- [EXERCISE]: Please copy every line from the following entries in which the word "Hotel" appears.
——
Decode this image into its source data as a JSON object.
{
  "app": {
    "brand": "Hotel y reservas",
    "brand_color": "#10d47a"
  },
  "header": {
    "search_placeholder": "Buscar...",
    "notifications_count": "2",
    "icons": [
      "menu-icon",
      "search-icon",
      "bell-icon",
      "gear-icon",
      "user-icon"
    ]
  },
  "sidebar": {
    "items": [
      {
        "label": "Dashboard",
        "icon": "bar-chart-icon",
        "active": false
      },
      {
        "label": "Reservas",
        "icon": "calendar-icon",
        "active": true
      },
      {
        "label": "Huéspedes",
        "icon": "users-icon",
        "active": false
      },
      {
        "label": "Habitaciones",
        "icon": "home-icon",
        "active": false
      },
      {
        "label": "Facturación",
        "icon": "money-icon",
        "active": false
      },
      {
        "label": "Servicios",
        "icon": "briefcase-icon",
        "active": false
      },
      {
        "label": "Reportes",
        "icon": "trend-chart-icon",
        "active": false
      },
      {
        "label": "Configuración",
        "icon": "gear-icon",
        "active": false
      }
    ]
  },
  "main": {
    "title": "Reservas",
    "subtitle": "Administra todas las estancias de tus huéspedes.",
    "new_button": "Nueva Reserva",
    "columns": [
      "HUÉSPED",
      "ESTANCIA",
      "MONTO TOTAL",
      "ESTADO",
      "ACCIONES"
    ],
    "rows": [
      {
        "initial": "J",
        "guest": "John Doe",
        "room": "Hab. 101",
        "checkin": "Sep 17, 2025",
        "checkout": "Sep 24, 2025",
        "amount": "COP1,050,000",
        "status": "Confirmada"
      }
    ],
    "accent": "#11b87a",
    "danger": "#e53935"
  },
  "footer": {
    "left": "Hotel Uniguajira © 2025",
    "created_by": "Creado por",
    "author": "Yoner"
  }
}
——
- [WRITTEN ANSWER]:
    "brand": "Hotel y reservas",
    "left": "Hotel Uniguajira © 2025",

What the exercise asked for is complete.